Would you print the entire listing exactly, leaving nothing out?

Exercise data START

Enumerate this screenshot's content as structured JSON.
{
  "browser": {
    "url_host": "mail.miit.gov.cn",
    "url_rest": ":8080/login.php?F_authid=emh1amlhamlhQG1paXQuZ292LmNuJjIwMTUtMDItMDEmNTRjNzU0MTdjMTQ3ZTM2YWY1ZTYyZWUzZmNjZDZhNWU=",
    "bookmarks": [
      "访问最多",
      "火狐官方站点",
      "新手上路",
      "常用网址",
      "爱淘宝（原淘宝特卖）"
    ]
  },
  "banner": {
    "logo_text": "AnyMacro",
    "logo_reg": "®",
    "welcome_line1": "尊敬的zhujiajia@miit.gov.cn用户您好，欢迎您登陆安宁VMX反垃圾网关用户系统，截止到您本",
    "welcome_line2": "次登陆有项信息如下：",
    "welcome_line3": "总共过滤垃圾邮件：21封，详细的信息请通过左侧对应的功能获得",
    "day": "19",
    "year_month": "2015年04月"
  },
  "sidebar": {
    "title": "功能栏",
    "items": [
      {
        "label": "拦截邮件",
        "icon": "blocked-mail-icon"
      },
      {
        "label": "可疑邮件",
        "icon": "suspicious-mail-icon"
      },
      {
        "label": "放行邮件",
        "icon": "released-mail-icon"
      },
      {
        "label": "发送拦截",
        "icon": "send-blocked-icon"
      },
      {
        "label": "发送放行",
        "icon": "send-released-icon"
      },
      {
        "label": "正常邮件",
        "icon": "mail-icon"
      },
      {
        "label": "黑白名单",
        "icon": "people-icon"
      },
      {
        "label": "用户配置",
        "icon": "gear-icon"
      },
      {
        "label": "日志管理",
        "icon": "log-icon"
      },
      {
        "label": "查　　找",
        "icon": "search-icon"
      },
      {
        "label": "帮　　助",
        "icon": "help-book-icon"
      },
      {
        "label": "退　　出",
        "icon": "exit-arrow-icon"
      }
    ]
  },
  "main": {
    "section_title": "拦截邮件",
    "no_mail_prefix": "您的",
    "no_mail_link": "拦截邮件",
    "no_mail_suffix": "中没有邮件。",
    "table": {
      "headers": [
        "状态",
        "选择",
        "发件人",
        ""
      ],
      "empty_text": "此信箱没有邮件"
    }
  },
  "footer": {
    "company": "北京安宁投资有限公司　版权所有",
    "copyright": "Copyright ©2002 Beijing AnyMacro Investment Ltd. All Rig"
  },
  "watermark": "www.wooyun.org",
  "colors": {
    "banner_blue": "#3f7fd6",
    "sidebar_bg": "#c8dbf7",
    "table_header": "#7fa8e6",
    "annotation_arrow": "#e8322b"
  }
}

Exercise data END

◆ Solution for this task ◆
Enumerate this screenshot's content as structured JSON.
{
  "browser": {
    "url_host": "mail.miit.gov.cn",
    "url_rest": ":8080/login.php?F_authid=emh1amlhamlhQG1paXQuZ292LmNuJjIwMTUtMDItMDEmNTRjNzU0MTdjMTQ3ZTM2YWY1ZTYyZWUzZmNjZDZhNWU=",
    "bookmarks": [
      "访问最多",
      "火狐官方站点",
      "新手上路",
      "常用网址",
      "爱淘宝（原淘宝特卖）"
    ]
  },
  "banner": {
    "logo_text": "AnyMacro",
    "logo_reg": "®",
    "welcome_line1": "尊敬的zhujiajia@miit.gov.cn用户您好，欢迎您登陆安宁VMX反垃圾网关用户系统，截止到您本",
    "welcome_line2": "次登陆有项信息如下：",
    "welcome_line3": "总共过滤垃圾邮件：21封，详细的信息请通过左侧对应的功能获得",
    "day": "19",
    "year_month": "2015年04月"
  },
  "sidebar": {
    "title": "功能栏",
    "items": [
      {
        "label": "拦截邮件",
        "icon": "blocked-mail-icon"
      },
      {
        "label": "可疑邮件",
        "icon": "suspicious-mail-icon"
      },
      {
        "label": "放行邮件",
        "icon": "released-mail-icon"
      },
      {
        "label": "发送拦截",
        "icon": "send-blocked-icon"
      },
      {
        "label": "发送放行",
        "icon": "send-released-icon"
      },
      {
        "label": "正常邮件",
        "icon": "mail-icon"
      },
      {
        "label": "黑白名单",
        "icon": "people-icon"
      },
      {
        "label": "用户配置",
        "icon": "gear-icon"
      },
      {
        "label": "日志管理",
        "icon": "log-icon"
      },
      {
        "label": "查　　找",
        "icon": "search-icon"
      },
      {
        "label": "帮　　助",
        "icon": "help-book-icon"
      },
      {
        "label": "退　　出",
        "icon": "exit-arrow-icon"
      }
    ]
  },
  "main": {
    "section_title": "拦截邮件",
    "no_mail_prefix": "您的",
    "no_mail_link": "拦截邮件",
    "no_mail_suffix": "中没有邮件。",
    "table": {
      "headers": [
        "状态",
        "选择",
        "发件人",
        ""
      ],
      "empty_text": "此信箱没有邮件"
    }
  },
  "footer": {
    "company": "北京安宁投资有限公司　版权所有",
    "copyright": "Copyright ©2002 Beijing AnyMacro Investment Ltd. All Rig"
  },
  "watermark": "www.wooyun.org",
  "colors": {
    "banner_blue": "#3f7fd6",
    "sidebar_bg": "#c8dbf7",
    "table_header": "#7fa8e6",
    "annotation_arrow": "#e8322b"
  }
}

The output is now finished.